#ttt {
	display: grid;
	grid-template-columns: repeat(3,5em);
	grid-template-rows: repeat(3,5em);
}
#ttt::before {
	grid-column: 1 / -1;
	grid-row: 2;
	border-width: 1px 0;
}
#ttt::after {
	grid-column: 2;
	grid-row: 1 / -1;
	border-width: 0 1px;
}

It’s the same as with the Filler <b>s, except here the generated elements draw the grid lines.

This approach works just fine for any 3x3 grid like the one we’ve been playing with, but to go any further, you’ll need to get more complicated. Suppose we have a 5x4 grid instead of a 3x3. Using gradients and repeating, we can draw as many lines as needed, at the cost of more complicated CSS.

#ttt {
	display: grid;
	grid-template-columns: repeat(5,5em);
	grid-template-rows: repeat(4,5em);
}
#ttt::before {
	content: "";
	grid-column: 1 / -1;
	grid-row: 1 / -2;
	background:
		linear-gradient(to bottom,transparent 4.95em, 4.95em, black 5em)
		top left / 5em 5em;
}
#ttt::after {
	content: "";
	grid-column: 1 / -2;
	grid-row: 1 / -1;
	background:
		linear-gradient(to right,transparent 4.95em, 4.95em, black 5em)
		top left / 5em 5em;
}

This works pretty well, as shown in Figure 7, assuming you go through the exercise of explicitly assigning the grid cells similar to how we did in #snippet9.

Screenshot: A 5 by 4 grid with evenly spaced borders dividing the cells internally using background gradients.
Figure 7: Generated elements and background gradients

This approach uses linear gradients to construct almost-entirely transparent images that have just a 1/20th of an em of black, and then repeating those either to the right or to the bottom. The downward gradient (which creates the horizontal lines) is stopped one gridline short of the bottom of the container, since otherwise there would be a horizontal line below the last row of items. Similarly, the rightward gradient (creating the vertical lines) stops one column short of the right edge. That’s why there are -2 values for grid-column and grid-row.

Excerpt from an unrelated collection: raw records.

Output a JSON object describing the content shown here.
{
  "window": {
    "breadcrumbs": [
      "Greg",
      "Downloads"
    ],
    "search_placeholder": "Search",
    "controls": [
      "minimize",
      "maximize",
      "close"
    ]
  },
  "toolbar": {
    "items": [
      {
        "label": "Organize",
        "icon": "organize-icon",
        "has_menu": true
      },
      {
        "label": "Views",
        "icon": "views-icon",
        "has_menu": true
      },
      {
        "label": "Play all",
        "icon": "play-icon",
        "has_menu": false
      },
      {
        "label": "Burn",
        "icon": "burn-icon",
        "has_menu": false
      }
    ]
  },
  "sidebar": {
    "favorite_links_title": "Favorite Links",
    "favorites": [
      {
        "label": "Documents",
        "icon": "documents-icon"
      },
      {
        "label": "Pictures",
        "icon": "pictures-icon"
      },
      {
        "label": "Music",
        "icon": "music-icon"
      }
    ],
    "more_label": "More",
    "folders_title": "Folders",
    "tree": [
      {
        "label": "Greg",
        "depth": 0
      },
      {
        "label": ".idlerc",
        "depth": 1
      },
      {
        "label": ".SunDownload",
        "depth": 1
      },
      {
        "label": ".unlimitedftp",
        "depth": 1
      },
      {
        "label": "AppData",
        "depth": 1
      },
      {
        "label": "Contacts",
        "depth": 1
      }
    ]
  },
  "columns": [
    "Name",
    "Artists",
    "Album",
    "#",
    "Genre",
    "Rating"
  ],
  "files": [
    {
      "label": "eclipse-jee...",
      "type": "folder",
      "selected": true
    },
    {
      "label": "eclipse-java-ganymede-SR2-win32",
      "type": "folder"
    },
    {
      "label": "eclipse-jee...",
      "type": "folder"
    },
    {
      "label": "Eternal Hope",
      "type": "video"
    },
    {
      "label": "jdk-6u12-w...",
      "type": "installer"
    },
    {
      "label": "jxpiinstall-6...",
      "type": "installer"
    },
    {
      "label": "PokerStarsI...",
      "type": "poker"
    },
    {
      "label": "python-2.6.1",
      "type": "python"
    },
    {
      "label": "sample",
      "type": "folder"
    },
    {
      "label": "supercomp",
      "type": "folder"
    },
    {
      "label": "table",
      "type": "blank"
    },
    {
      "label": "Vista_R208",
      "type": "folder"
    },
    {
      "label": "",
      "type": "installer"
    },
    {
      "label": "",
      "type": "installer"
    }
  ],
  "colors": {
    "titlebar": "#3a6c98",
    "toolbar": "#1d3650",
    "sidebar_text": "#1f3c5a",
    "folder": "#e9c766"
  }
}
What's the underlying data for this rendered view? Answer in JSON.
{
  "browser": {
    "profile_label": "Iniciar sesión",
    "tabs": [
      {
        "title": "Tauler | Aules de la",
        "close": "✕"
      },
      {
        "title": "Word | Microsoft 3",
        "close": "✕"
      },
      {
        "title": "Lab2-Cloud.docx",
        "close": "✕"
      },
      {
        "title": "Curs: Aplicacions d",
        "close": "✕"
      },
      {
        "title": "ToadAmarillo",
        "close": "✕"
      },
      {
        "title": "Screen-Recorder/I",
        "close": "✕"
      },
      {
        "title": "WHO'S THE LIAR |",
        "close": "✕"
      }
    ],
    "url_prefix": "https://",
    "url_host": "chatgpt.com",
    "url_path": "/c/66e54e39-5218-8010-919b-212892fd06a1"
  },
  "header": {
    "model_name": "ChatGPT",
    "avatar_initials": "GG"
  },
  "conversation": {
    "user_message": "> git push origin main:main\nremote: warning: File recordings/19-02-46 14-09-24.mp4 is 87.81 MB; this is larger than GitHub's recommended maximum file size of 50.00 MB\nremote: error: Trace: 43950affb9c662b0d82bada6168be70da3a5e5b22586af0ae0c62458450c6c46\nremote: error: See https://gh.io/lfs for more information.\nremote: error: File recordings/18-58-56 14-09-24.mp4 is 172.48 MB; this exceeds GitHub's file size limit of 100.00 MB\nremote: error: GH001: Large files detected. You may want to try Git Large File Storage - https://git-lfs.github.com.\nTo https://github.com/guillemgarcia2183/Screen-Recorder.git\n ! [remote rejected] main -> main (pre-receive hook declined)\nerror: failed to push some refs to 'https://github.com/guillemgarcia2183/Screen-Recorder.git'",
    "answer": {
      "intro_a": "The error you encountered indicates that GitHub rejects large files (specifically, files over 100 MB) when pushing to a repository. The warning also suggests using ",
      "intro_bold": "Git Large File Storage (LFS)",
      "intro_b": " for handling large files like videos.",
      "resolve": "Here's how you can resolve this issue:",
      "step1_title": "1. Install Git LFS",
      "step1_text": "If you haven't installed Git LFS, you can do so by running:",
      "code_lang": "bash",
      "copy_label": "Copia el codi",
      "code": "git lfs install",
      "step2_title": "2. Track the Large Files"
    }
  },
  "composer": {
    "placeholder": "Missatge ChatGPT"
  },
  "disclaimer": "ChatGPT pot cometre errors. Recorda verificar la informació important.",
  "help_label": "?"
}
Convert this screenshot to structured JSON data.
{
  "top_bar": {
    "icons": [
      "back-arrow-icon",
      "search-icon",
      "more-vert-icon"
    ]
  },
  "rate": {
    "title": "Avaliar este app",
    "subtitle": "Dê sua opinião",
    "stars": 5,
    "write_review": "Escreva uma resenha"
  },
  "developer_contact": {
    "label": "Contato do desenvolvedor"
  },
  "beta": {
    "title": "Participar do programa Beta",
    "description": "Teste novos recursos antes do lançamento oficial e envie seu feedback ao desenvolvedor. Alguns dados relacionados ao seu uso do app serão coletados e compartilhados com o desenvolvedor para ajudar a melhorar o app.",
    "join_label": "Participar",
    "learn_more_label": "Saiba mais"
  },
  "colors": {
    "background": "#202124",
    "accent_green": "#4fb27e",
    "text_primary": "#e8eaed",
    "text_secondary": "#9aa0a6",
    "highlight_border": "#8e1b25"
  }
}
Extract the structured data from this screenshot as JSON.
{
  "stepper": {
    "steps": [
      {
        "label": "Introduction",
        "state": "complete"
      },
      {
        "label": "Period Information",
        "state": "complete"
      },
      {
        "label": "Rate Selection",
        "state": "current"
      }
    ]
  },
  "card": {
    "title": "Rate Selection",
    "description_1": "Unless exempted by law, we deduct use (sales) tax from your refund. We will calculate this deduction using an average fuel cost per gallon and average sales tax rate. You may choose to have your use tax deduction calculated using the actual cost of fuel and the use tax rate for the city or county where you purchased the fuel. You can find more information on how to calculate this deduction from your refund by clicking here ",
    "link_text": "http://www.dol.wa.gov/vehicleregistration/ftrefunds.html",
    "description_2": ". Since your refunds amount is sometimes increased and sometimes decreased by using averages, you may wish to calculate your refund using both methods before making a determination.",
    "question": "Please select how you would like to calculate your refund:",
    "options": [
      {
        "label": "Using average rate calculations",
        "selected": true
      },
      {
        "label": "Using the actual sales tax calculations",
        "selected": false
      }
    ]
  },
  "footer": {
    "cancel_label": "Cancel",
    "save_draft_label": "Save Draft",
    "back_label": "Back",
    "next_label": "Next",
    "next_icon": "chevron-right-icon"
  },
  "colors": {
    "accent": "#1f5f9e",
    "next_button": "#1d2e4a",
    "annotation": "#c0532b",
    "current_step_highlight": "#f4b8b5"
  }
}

One downside of this is the same as the Filler <b> approach: since the generated elements are covering most of the background, all the items have to be explicitly assigned to their grid cells instead of letting them flow automatically. The only way around this is to use something like the overgridding technique explored earlier. You might even be able to drop the generated elements if you’re overgridding, depending on the specific situation.

Another downside is that if the font size ever changes, the width of the lines can change. I expect there’s a way around this problem using calc(), but I’ll leave that for you clever cogs to work out and share with the world.

The funny part to me is that if you do use this gradient-based approach, you’re filling images into the background of the container and placing items over that … just as we did with Faux Columns.

Conclusion

It’s funny how some concepts echo through the years. More than a decade ago, Dan Cederholm showed us how to fake full-height columns with background images. Now I’m showing you how to fake full-length column and row boxes with empty elements and, when needed, background images.

Over time, the trick behind Faux Columns fell out of favor, and web design moved away from that kind of visual effect. Perhaps the same fate awaits Faux Grid Tracks, but I hope we see new CSS capabilities arise that allow this sort of effect without the need for trickery.

We’ve outgrown so many of our old tricks. Here’s another to use while it’s needed, and to hopefully one day leave behind.

3 Reader Comments

Load Comments